If you have worked and paid Social Security taxes for five of the last ten years, and you are now totally disabled due to an illness or injury, you may qualify for Social Security Disability Benefits.
In most cases, you must prove to the Social Security Administration that you cannot perform your former job or any other type of work in the present economy, and that your disabling condition will last 12 months or longer.
Either go in person to the local Social Security office or phone the regional Social Security office at (800) 772-1213, to file your inital application for disability benefits. Expect your first application to be denied. Most initial applications are denied. If you have not already contacted an attorney, this would be the time to consult with one.
If your initial application for benefits is denied, you must ask for a reconsideration within 60 days. Most disability cases are denied again after the reconsideration appeal.
If you are denied again, you must then request a hearing within 60 days. At this hearing you (or you and your attorney) will present your disability claim to an Administrative Law Judge. This judge hears testimony and reviews your doctor’s reports, your own records and your application. The judge will usually take several months or longer before issuing a decision in your case.
The amount you receive in disability benefits depends on how much money you made when you worked. Benefits can range between $300 a month to over $2000 a month. These benefits will be calculated by the Social Security Administration, and they are based on your income and your contributions to Social Security. Your benefits can be affected by any workers’ compensation payments you receive. Please be advised that there is a five month waiting period for SSD benefits.
Our law firm will verify that the monthly amount of benefits and the beginning date of your benefits are correct.
Each claim is different and this page is not enough to explain everything involved in an SSD case. There are some simple rules to follow:
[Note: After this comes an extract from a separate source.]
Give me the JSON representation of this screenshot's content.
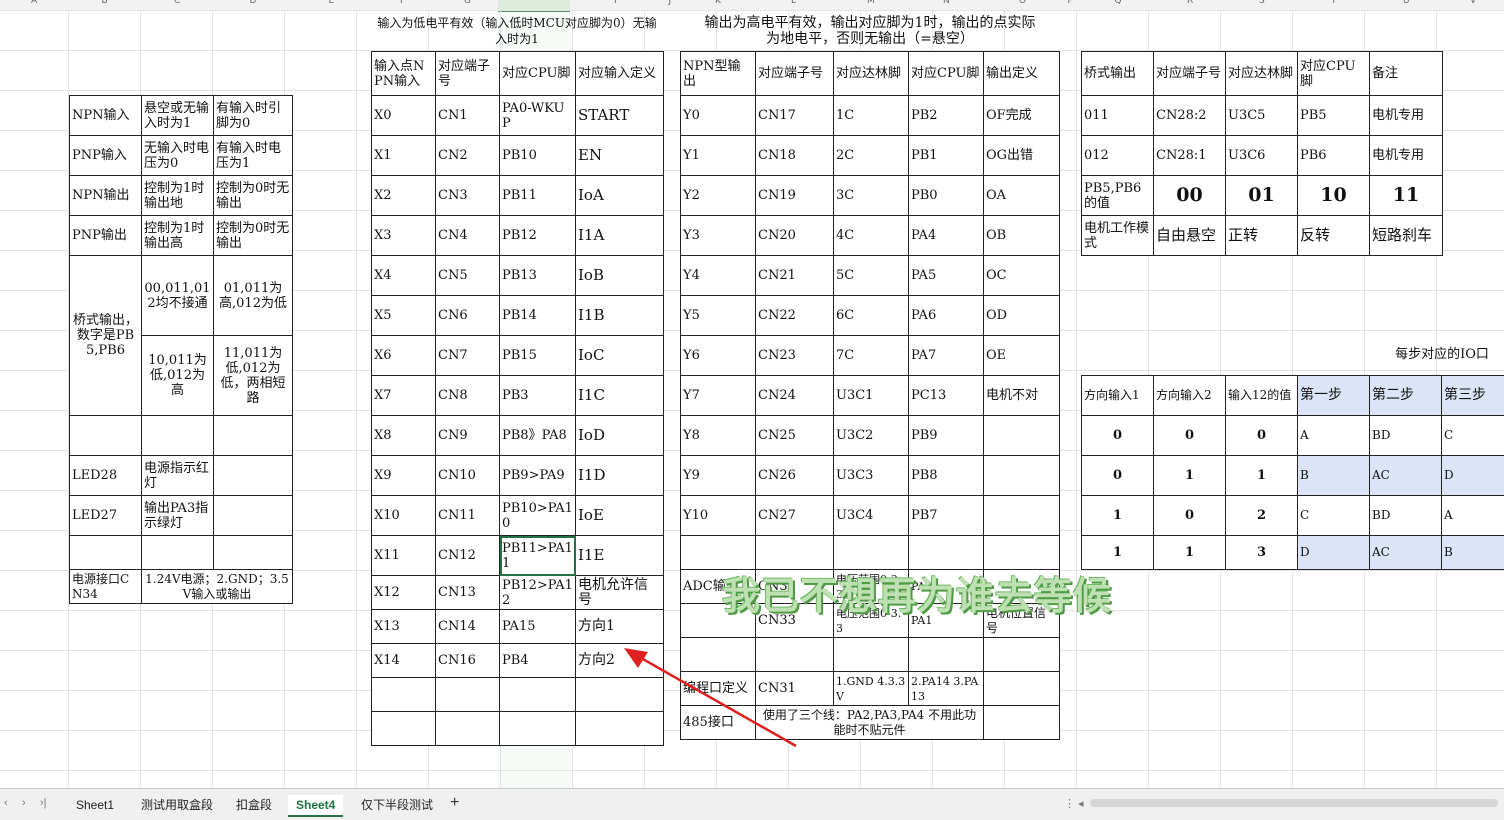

If you are unable to work because of a disability, Social Security Disability (SSD) benefits could provide you and your family with the means you need to survive if you are eligible. The knowledgeable SSD attorneys at Kraft & Associates, P.C., help disabled clients obtain the disability benefits they are entitled to receive.
Our firm can help you determine if you are entitled to benefits, assist you with your application, protect your rights and provide sound legal advice throughout the claim process. If your initial application has been denied, don’t give up. Many valid claims are denied at first, and our lawyers can help with the appeals process.
Below are answers to some commonly asked questions about SSD. For answers to your individual questions, contact Kraft & Associates, P.C., now for a free consultation. We’re an established and professional law firm with friendly lawyers and staff who are easy to talk to. Please call us at (214) 999-9999 or contact us online.
If you have worked and paid into the Social Security system for the required period, and if you are now totally disabled and unable to work because of an injury or an illness, you may be eligible for SSD benefits. In order to receive benefits, you will need show the Social Security Administration (SSA) that you are truly disabled and cannot perform the work you did before or any other type of work, and that you will continue to be disabled for 12 months or more or your condition is expected to result in death.
Benefits are calculated by SSA based on how much you earned while you were working. Benefit amounts range from around $300 a month to more than $2,000 a month as of 2015. If you are receiving workers’ compensation benefits, that may affect your SSD benefits.
The purpose of SSD benefits is to help people who are disabled and unable to work. If you can hold a job, it could affect your eligibility for benefits. If you are in the process of applying for benefits, you could be disqualified if you are working.
Only those who are unable to engage in “substantial gainful activity” (SGA) may receive SSD benefits. Except for those individuals who are legally blind, the SGA level as of 2015 is $1,090 per month. During the application process, anyone who earns more than $1,090 per month is not qualified to receive SSD benefits. Different rules apply for someone who is already receiving benefits.
The Social Security Administration (SSA) has an obligation to speed up the application process for people with medical conditions that are so serious that they obviously meet the SSD disability requirements. Compassionate Allowances (CAL) are SSA’s list of diseases and conditions that obviously meet disability requirements based on quickly obtainable objective medical information. If an applicant’s condition is on the CAL list, the SSA application and approval process for SSD benefits should go more quickly.
You can file a claim on your own, but working with an attorney can increase your chances of success. We recommend that you retain an attorney to review your application before you file it. Saying the wrong thing – or the right thing in the wrong way – in your application could permanently affect your chances of receiving benefits. If you have already filed an application and your claim was denied, a knowledgeable SSD lawyer can still help you obtain benefits through the appeals process.
At Kraft & Associates, P.C., we prefer to be called in on a Social Security Disability claim right at the beginning so that we can advise you and help to protect your rights throughout the Social Security process. We can assist you at both the initial application stage and at the reconsideration stage, as well as at your formal hearing with the Administrative Law Judge.
At the law firm of Kraft & Associates, P.C., we will be pleased to assist you with any questions you have regarding Social Security Disability.
Our law firm also represents people who have personal injury claims, including automobile collisions, product liability claims and premises liability claims.
We invite you to call us with any legal problem. If we cannot help you, we will attempt to refer you to an attorney or an agency that can help you.
Information correct as of October 1, 2014.